GIVEN INFORMATION:
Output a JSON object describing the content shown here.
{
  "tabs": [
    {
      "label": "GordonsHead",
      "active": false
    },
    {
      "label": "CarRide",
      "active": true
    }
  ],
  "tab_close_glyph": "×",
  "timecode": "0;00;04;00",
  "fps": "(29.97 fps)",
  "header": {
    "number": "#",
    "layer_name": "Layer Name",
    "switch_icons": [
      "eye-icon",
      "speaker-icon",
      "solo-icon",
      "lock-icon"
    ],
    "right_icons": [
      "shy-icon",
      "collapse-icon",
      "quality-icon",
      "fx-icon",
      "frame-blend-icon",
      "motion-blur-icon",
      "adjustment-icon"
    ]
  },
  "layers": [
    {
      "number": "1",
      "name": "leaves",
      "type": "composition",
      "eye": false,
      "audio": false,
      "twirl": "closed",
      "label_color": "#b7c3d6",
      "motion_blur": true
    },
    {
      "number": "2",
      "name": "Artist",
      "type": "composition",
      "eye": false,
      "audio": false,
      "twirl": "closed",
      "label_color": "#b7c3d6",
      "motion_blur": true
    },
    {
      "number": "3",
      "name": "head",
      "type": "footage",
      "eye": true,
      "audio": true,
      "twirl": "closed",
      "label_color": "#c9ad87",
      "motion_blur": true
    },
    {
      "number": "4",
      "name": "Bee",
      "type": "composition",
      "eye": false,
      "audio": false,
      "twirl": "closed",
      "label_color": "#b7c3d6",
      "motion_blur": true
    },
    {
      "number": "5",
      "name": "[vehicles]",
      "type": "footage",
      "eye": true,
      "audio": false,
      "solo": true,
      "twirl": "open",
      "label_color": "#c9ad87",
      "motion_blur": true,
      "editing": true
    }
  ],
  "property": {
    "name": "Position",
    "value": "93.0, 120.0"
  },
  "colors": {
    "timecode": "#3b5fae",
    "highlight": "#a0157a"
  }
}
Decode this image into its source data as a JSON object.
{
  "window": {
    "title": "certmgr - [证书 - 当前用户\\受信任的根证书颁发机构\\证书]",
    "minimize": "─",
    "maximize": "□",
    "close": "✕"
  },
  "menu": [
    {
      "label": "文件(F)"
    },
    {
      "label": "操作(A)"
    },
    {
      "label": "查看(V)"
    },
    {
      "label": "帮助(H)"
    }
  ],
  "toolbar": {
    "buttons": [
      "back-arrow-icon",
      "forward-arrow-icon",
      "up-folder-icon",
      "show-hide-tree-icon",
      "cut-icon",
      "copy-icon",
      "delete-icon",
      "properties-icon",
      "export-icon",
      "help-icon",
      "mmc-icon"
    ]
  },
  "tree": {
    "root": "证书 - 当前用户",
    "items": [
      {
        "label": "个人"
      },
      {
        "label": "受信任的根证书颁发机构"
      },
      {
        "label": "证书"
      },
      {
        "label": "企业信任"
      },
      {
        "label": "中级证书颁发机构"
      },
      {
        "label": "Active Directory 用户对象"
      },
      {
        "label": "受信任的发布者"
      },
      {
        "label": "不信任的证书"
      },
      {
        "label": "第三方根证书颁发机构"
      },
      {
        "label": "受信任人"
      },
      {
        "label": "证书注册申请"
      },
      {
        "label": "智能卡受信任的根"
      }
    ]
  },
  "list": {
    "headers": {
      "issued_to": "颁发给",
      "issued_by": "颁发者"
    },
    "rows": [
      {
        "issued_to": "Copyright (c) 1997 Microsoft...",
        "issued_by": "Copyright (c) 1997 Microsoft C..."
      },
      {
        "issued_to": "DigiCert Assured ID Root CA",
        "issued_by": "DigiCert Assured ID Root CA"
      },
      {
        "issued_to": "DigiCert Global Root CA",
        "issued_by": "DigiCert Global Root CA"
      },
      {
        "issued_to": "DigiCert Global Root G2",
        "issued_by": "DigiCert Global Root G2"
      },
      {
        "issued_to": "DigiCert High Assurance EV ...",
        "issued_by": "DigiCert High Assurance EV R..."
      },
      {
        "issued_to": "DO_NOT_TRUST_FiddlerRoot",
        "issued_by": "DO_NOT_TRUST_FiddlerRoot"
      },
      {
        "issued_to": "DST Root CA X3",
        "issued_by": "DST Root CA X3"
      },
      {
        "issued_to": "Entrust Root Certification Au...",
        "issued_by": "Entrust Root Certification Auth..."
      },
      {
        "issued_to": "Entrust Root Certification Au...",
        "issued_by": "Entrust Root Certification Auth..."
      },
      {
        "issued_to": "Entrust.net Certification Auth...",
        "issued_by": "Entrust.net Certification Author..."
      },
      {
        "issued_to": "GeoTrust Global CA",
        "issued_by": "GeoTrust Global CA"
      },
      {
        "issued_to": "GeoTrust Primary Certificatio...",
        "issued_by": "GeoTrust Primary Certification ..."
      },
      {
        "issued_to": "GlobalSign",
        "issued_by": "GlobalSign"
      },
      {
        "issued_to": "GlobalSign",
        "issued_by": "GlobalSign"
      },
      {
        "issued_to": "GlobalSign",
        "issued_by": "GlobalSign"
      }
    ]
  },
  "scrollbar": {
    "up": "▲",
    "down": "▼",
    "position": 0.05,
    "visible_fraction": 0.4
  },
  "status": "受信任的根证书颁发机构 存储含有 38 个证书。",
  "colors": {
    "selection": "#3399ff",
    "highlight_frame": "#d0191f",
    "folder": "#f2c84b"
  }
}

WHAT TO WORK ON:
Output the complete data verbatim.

YOUR RESPONSE:
Output a JSON object describing the content shown here.
{
  "tabs": [
    {
      "label": "GordonsHead",
      "active": false
    },
    {
      "label": "CarRide",
      "active": true
    }
  ],
  "tab_close_glyph": "×",
  "timecode": "0;00;04;00",
  "fps": "(29.97 fps)",
  "header": {
    "number": "#",
    "layer_name": "Layer Name",
    "switch_icons": [
      "eye-icon",
      "speaker-icon",
      "solo-icon",
      "lock-icon"
    ],
    "right_icons": [
      "shy-icon",
      "collapse-icon",
      "quality-icon",
      "fx-icon",
      "frame-blend-icon",
      "motion-blur-icon",
      "adjustment-icon"
    ]
  },
  "layers": [
    {
      "number": "1",
      "name": "leaves",
      "type": "composition",
      "eye": false,
      "audio": false,
      "twirl": "closed",
      "label_color": "#b7c3d6",
      "motion_blur": true
    },
    {
      "number": "2",
      "name": "Artist",
      "type": "composition",
      "eye": false,
      "audio": false,
      "twirl": "closed",
      "label_color": "#b7c3d6",
      "motion_blur": true
    },
    {
      "number": "3",
      "name": "head",
      "type": "footage",
      "eye": true,
      "audio": true,
      "twirl": "closed",
      "label_color": "#c9ad87",
      "motion_blur": true
    },
    {
      "number": "4",
      "name": "Bee",
      "type": "composition",
      "eye": false,
      "audio": false,
      "twirl": "closed",
      "label_color": "#b7c3d6",
      "motion_blur": true
    },
    {
      "number": "5",
      "name": "[vehicles]",
      "type": "footage",
      "eye": true,
      "audio": false,
      "solo": true,
      "twirl": "open",
      "label_color": "#c9ad87",
      "motion_blur": true,
      "editing": true
    }
  ],
  "property": {
    "name": "Position",
    "value": "93.0, 120.0"
  },
  "colors": {
    "timecode": "#3b5fae",
    "highlight": "#a0157a"
  }
}
Decode this image into its source data as a JSON object.
{
  "window": {
    "title": "certmgr - [证书 - 当前用户\\受信任的根证书颁发机构\\证书]",
    "minimize": "─",
    "maximize": "□",
    "close": "✕"
  },
  "menu": [
    {
      "label": "文件(F)"
    },
    {
      "label": "操作(A)"
    },
    {
      "label": "查看(V)"
    },
    {
      "label": "帮助(H)"
    }
  ],
  "toolbar": {
    "buttons": [
      "back-arrow-icon",
      "forward-arrow-icon",
      "up-folder-icon",
      "show-hide-tree-icon",
      "cut-icon",
      "copy-icon",
      "delete-icon",
      "properties-icon",
      "export-icon",
      "help-icon",
      "mmc-icon"
    ]
  },
  "tree": {
    "root": "证书 - 当前用户",
    "items": [
      {
        "label": "个人"
      },
      {
        "label": "受信任的根证书颁发机构"
      },
      {
        "label": "证书"
      },
      {
        "label": "企业信任"
      },
      {
        "label": "中级证书颁发机构"
      },
      {
        "label": "Active Directory 用户对象"
      },
      {
        "label": "受信任的发布者"
      },
      {
        "label": "不信任的证书"
      },
      {
        "label": "第三方根证书颁发机构"
      },
      {
        "label": "受信任人"
      },
      {
        "label": "证书注册申请"
      },
      {
        "label": "智能卡受信任的根"
      }
    ]
  },
  "list": {
    "headers": {
      "issued_to": "颁发给",
      "issued_by": "颁发者"
    },
    "rows": [
      {
        "issued_to": "Copyright (c) 1997 Microsoft...",
        "issued_by": "Copyright (c) 1997 Microsoft C..."
      },
      {
        "issued_to": "DigiCert Assured ID Root CA",
        "issued_by": "DigiCert Assured ID Root CA"
      },
      {
        "issued_to": "DigiCert Global Root CA",
        "issued_by": "DigiCert Global Root CA"
      },
      {
        "issued_to": "DigiCert Global Root G2",
        "issued_by": "DigiCert Global Root G2"
      },
      {
        "issued_to": "DigiCert High Assurance EV ...",
        "issued_by": "DigiCert High Assurance EV R..."
      },
      {
        "issued_to": "DO_NOT_TRUST_FiddlerRoot",
        "issued_by": "DO_NOT_TRUST_FiddlerRoot"
      },
      {
        "issued_to": "DST Root CA X3",
        "issued_by": "DST Root CA X3"
      },
      {
        "issued_to": "Entrust Root Certification Au...",
        "issued_by": "Entrust Root Certification Auth..."
      },
      {
        "issued_to": "Entrust Root Certification Au...",
        "issued_by": "Entrust Root Certification Auth..."
      },
      {
        "issued_to": "Entrust.net Certification Auth...",
        "issued_by": "Entrust.net Certification Author..."
      },
      {
        "issued_to": "GeoTrust Global CA",
        "issued_by": "GeoTrust Global CA"
      },
      {
        "issued_to": "GeoTrust Primary Certificatio...",
        "issued_by": "GeoTrust Primary Certification ..."
      },
      {
        "issued_to": "GlobalSign",
        "issued_by": "GlobalSign"
      },
      {
        "issued_to": "GlobalSign",
        "issued_by": "GlobalSign"
      },
      {
        "issued_to": "GlobalSign",
        "issued_by": "GlobalSign"
      }
    ]
  },
  "scrollbar": {
    "up": "▲",
    "down": "▼",
    "position": 0.05,
    "visible_fraction": 0.4
  },
  "status": "受信任的根证书颁发机构 存储含有 38 个证书。",
  "colors": {
    "selection": "#3399ff",
    "highlight_frame": "#d0191f",
    "folder": "#f2c84b"
  }
}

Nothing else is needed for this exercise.